Archive for category: Geekitude
I was listening to this week’s episode of War College, and they were discussing a new book Strategy Strikes Back. The authors were discussing how to use Star Wars as a lingua franca to discuss military matters. The point that was being made is that Star Wars is a multi-national, multi-cultural, and multi-generational experience that can act as a bridge. Particularly when talking to someone outside of one’s normal culture or even sub-culture.
I found this to be of particular interest as I’m a part of several sub-cultures that live outside mainstream culture. And even those sub-cultures don’t talk well to each other, such as taking atheism to a regular person in the gun culture or talking guns to other atheists. Or talking libertarianism to either. At least with Star Wars there are some touchstones that provide shared frames of reference.
At least it would be nice not to be talking past someone.
And yes, the post title is from a Star Trek TNG episode
Reason put out this article earlier this week on the dangers of Silicon Valley’s burgeoning ideological conformity. Let’s look at the first couple of paragraphs:
quote When it comes to software, Silicon Valley understands the threat of monocultures. If 100 percent of computers run the same code and malware authors discover an exploit, 100 percent of computers will be vulnerable to the same attack. Fortunately, the way to reduce such risks is straightforward: Increase diversity.
quote Alas, this insight seems limited to software. Technology executives have yet to fully recognize the risks posed by the potent political monocultures forming inside their own companies.
The problem is that so many who push “diversity” fail to understand what they need to diversify. For these tech companies – and other places pushing diversity for diversity (cough, universities, cough, literary circles) – they are mistaking the biological for the mental. In essence, they are saying because they have both golden labradors and chocolate labradors, they are diverse – and they don’t see the problem when large numbers of their dogs die off. For tech companies, the biggest threat from this failure to recognize they are not really diverse is going out of business because they’ve alienated enough customers.

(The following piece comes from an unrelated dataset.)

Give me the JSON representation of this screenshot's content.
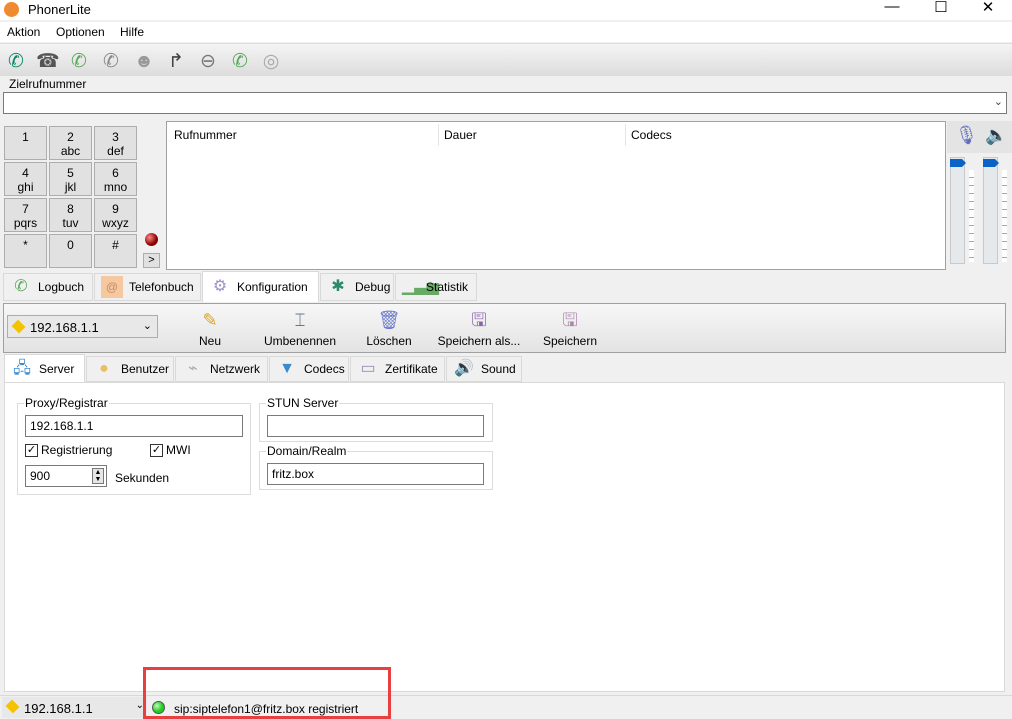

However, the same issue is impacting the RKBA. I keep hearing how we do we get more women, POCs, young people, etc. involved in the gun rights battle. Too many times, I see the RKBA making the same mistake of substituting outward diversity with inward diversity. You can’t invite people with one breath, and with the next demand they immediately conform to every thing you believe outside of RKBA – such as God, abortion, economics, and/or the current issues of the day.
We’re not breeding stronger livestock, so we shouldn’t be looking for biological diversity. We’re trying to breed stronger ideas, so we need ideological diversity.

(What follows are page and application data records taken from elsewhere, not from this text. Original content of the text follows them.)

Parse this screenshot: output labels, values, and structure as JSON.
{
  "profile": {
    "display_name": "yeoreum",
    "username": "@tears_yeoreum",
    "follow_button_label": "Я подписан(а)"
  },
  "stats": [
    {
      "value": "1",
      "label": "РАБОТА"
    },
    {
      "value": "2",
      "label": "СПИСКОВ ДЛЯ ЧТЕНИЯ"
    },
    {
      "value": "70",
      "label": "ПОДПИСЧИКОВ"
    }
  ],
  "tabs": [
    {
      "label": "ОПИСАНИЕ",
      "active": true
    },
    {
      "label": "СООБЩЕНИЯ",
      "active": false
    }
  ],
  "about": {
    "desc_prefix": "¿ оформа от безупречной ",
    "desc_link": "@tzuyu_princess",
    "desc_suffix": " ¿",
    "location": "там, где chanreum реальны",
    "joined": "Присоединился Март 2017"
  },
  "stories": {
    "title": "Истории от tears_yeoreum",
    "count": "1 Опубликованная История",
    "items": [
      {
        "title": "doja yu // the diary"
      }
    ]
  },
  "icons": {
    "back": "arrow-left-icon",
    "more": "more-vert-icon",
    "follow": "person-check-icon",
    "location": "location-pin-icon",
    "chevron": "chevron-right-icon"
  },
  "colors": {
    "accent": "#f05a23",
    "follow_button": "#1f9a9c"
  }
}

*Yes, I know the second Kingsmen comes out in September, but I won’t get to see it until October.
According to the YouTube video, this is Jon Bon Jovi’s very first recording.

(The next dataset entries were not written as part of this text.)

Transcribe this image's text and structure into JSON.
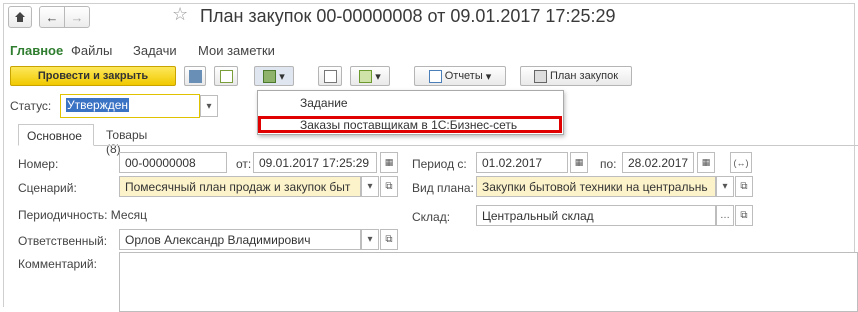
{
  "window": {
    "title": "План закупок 00-00000008 от 09.01.2017 17:25:29"
  },
  "nav": {
    "home_icon": "home-icon",
    "back": "←",
    "forward": "→",
    "star": "☆"
  },
  "sections": [
    "Главное",
    "Файлы",
    "Задачи",
    "Мои заметки"
  ],
  "toolbar": {
    "post_close": "Провести и закрыть",
    "reports": "Отчеты",
    "plan": "План закупок",
    "dropdown_arrow": "▾"
  },
  "status": {
    "label": "Статус:",
    "value": "Утвержден"
  },
  "dropdown": {
    "items": [
      "Задание",
      "Заказы поставщикам в 1С:Бизнес-сеть"
    ]
  },
  "tabs": [
    "Основное",
    "Товары (8)"
  ],
  "form": {
    "number_label": "Номер:",
    "number": "00-00000008",
    "from_label": "от:",
    "date": "09.01.2017 17:25:29",
    "period_label": "Период с:",
    "period_from": "01.02.2017",
    "to_label": "по:",
    "period_to": "28.02.2017",
    "scenario_label": "Сценарий:",
    "scenario": "Помесячный план продаж и закупок быт",
    "plan_type_label": "Вид плана:",
    "plan_type": "Закупки бытовой техники на центральнь",
    "periodicity": "Периодичность: Месяц",
    "warehouse_label": "Склад:",
    "warehouse": "Центральный склад",
    "responsible_label": "Ответственный:",
    "responsible": "Орлов Александр Владимирович",
    "comment_label": "Комментарий:"
  },
  "colors": {
    "accent_green": "#3a8a3a",
    "highlight_red": "#e00000",
    "field_yellow": "#fcf3cb"
  }
}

Continuing Star Wars Day fun.
“A lot of Star Wars fans come up to me and ask me to say ‘Luke, I am your father.’ And I’ll remind them the quote is actually, ‘No, I am your father.’ Then I use the Force to choke them within an inch of their life while they weep and beg for forgiveness.
I love my fans.”
James Earl Jones, actor, voice of Darth Vader
My brother treated the family to one of the first screenings of the Star Wars. I will say the clampdown on details was a damned good thing, because it let the plot twists and turns hit with even more emotional punch. One of these nearly got my family killed as we were leaving the theater (I posted that over on the Book of Face, but I’ll probably do a quick post here later).
I will say this: in lesser hands, this movie would have just been a tribute film to the first Star Wars. We have all the elements – hero’s journey, lovable scamps, omnipresent evil force, awesome space battles. Except it wasn’t just a tribute. It was the melding of all we loved about the original with new themes and characters that make Episode VII more than the sum of its parts.
I look forward to seeing it again. And again. And again.
If you want to hear about probably my favorite cartoon series, here’s a damn good podcast episode.